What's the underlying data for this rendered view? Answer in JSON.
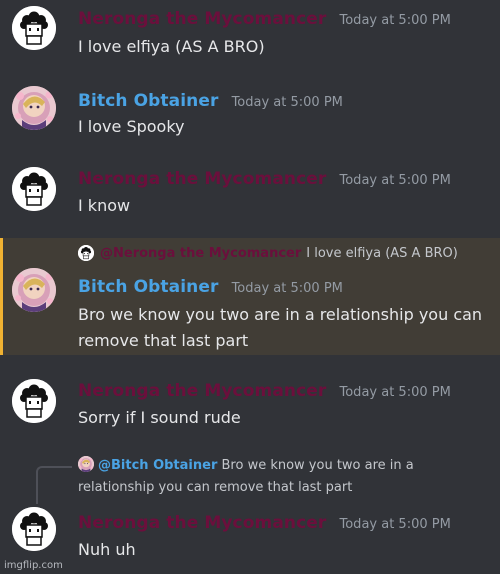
{
  "colors": {
    "neronga": "#6b0f3c",
    "bitch_obtainer": "#4aa3e4",
    "highlight_border": "#f0b232"
  },
  "messages": [
    {
      "author": "Neronga the Mycomancer",
      "timestamp": "Today at 5:00 PM",
      "text": "I love elfiya (AS A BRO)",
      "avatar": "neronga-avatar"
    },
    {
      "author": "Bitch Obtainer",
      "timestamp": "Today at 5:00 PM",
      "text": "I love Spooky",
      "avatar": "bitch-obtainer-avatar"
    },
    {
      "author": "Neronga the Mycomancer",
      "timestamp": "Today at 5:00 PM",
      "text": "I know",
      "avatar": "neronga-avatar"
    },
    {
      "reply_to": {
        "author": "@Neronga the Mycomancer",
        "text": "I love elfiya (AS A BRO)"
      },
      "author": "Bitch Obtainer",
      "timestamp": "Today at 5:00 PM",
      "text_line1": "Bro we know you two are in a relationship you can",
      "text_line2": "remove that last part",
      "avatar": "bitch-obtainer-avatar"
    },
    {
      "author": "Neronga the Mycomancer",
      "timestamp": "Today at 5:00 PM",
      "text": "Sorry if I sound rude",
      "avatar": "neronga-avatar"
    },
    {
      "reply_to": {
        "author": "@Bitch Obtainer",
        "text_line1": "Bro we know you two are in a",
        "text_line2": "relationship you can remove that last part"
      },
      "author": "Neronga the Mycomancer",
      "timestamp": "Today at 5:00 PM",
      "text": "Nuh uh",
      "avatar": "neronga-avatar"
    }
  ],
  "watermark": "imgflip.com"
}
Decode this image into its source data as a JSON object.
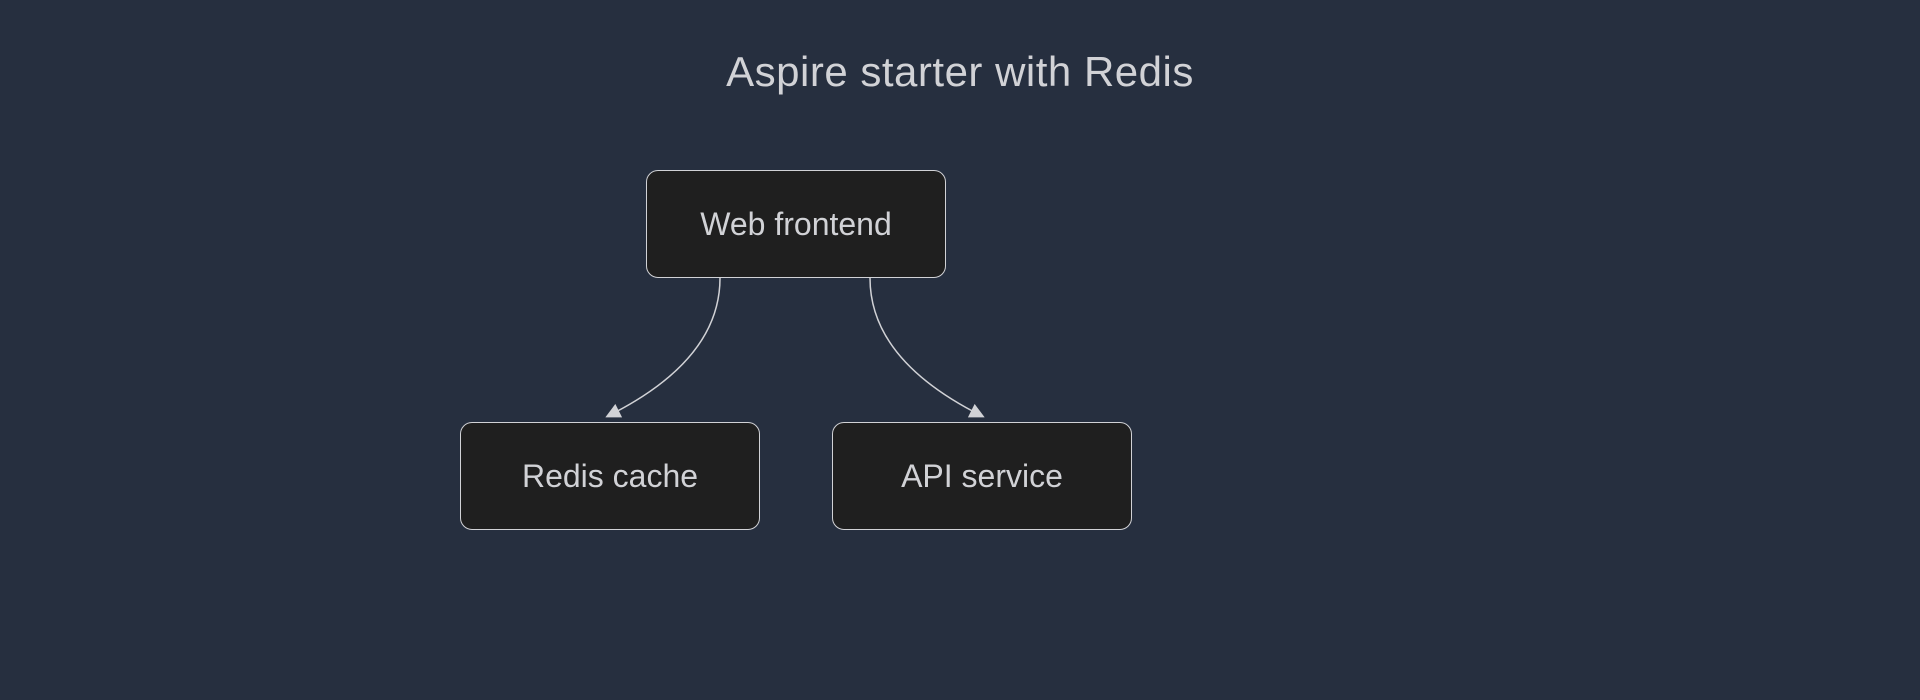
{
  "title": "Aspire starter with Redis",
  "nodes": {
    "top": {
      "label": "Web frontend"
    },
    "bottomLeft": {
      "label": "Redis cache"
    },
    "bottomRight": {
      "label": "API service"
    }
  },
  "diagram": {
    "type": "tree",
    "root": "Web frontend",
    "children": [
      "Redis cache",
      "API service"
    ],
    "edges": [
      {
        "from": "Web frontend",
        "to": "Redis cache",
        "directed": true
      },
      {
        "from": "Web frontend",
        "to": "API service",
        "directed": true
      }
    ]
  },
  "colors": {
    "background": "#262f3f",
    "nodeBackground": "#1f1f1f",
    "nodeBorder": "#d1d2d6",
    "text": "#d1d2d6",
    "connector": "#d1d2d6"
  }
}
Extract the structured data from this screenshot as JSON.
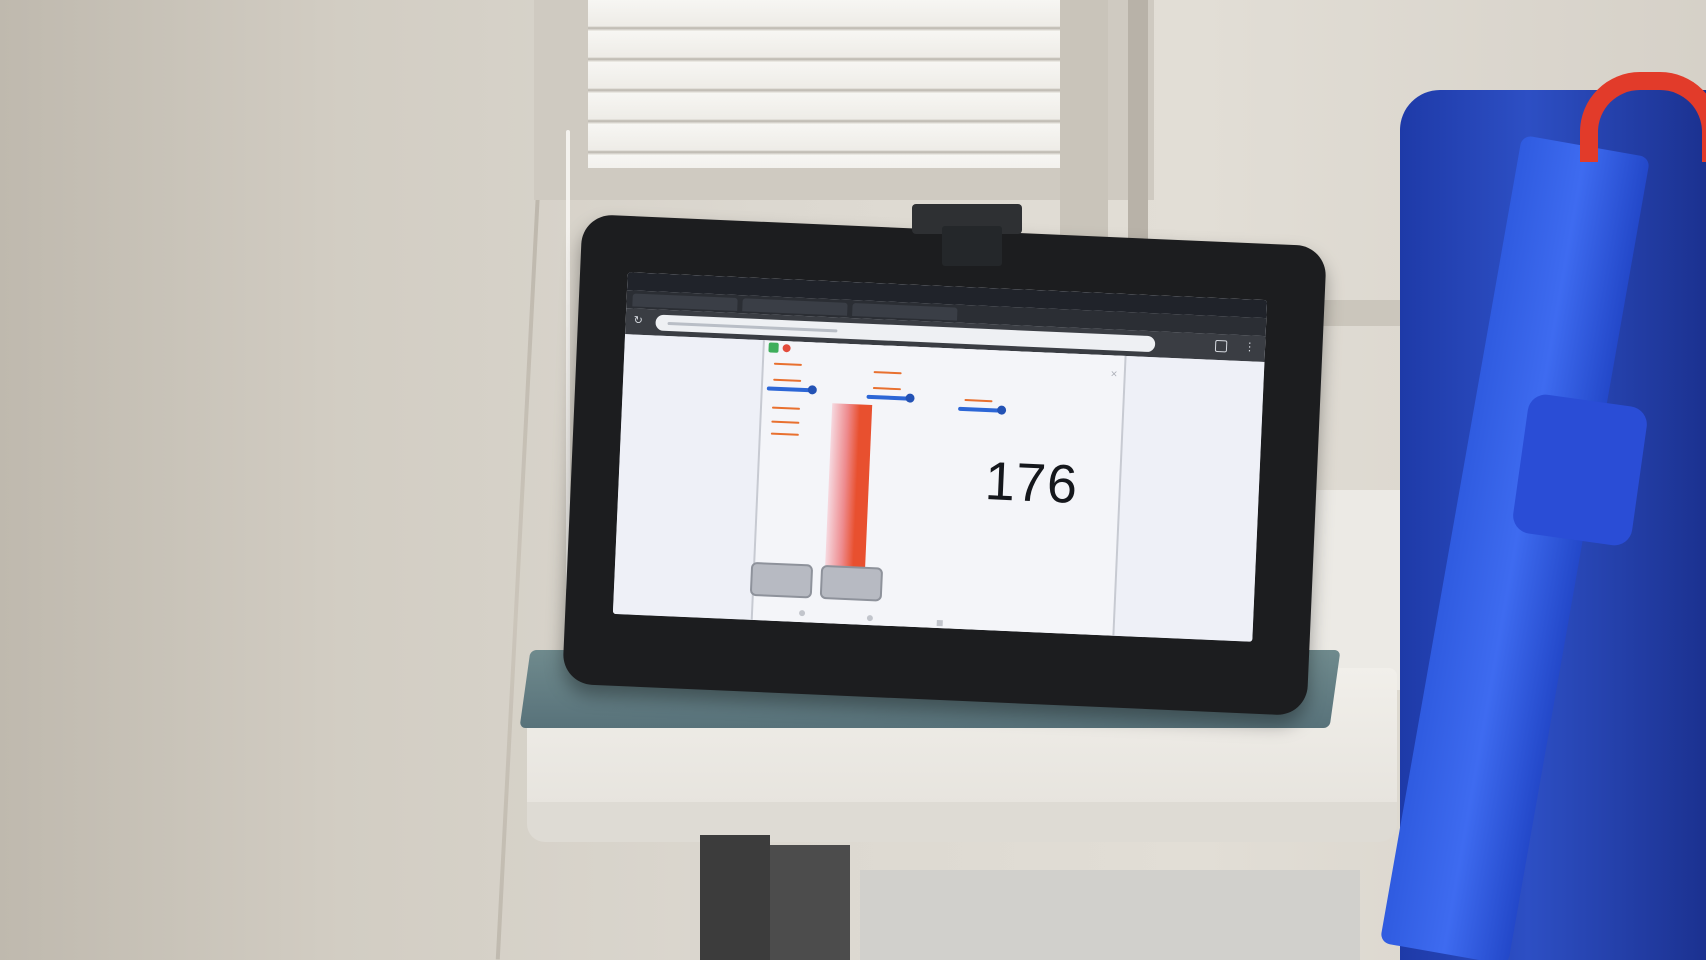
{
  "scene": {
    "description_tags": [
      "wall",
      "window-blinds",
      "table",
      "tablet",
      "blue-bag"
    ]
  },
  "tablet": {
    "status_bar": {
      "time": "",
      "icons": ""
    },
    "browser": {
      "tabs": [
        "",
        "",
        ""
      ],
      "address": ""
    },
    "app": {
      "variables": [
        {
          "label": "",
          "value": ""
        },
        {
          "label": "",
          "value": ""
        },
        {
          "label": "",
          "value": ""
        },
        {
          "label": "",
          "value": ""
        },
        {
          "label": "",
          "value": ""
        },
        {
          "label": "",
          "value": ""
        },
        {
          "label": "",
          "value": ""
        },
        {
          "label": "",
          "value": ""
        }
      ],
      "counter": "176",
      "buttons": [
        "",
        ""
      ]
    }
  },
  "colors": {
    "counter_text": "#15171c",
    "variable_badge": "#e8702f",
    "slider": "#2c66d6",
    "heat_bar": "#e8502f",
    "bag": "#2d4fc4",
    "bag_handle": "#e23b2a"
  }
}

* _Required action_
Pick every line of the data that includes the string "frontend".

* _Output for this task_
      "label": "Web frontend"
    "root": "Web frontend",
        "from": "Web frontend",
        "from": "Web frontend",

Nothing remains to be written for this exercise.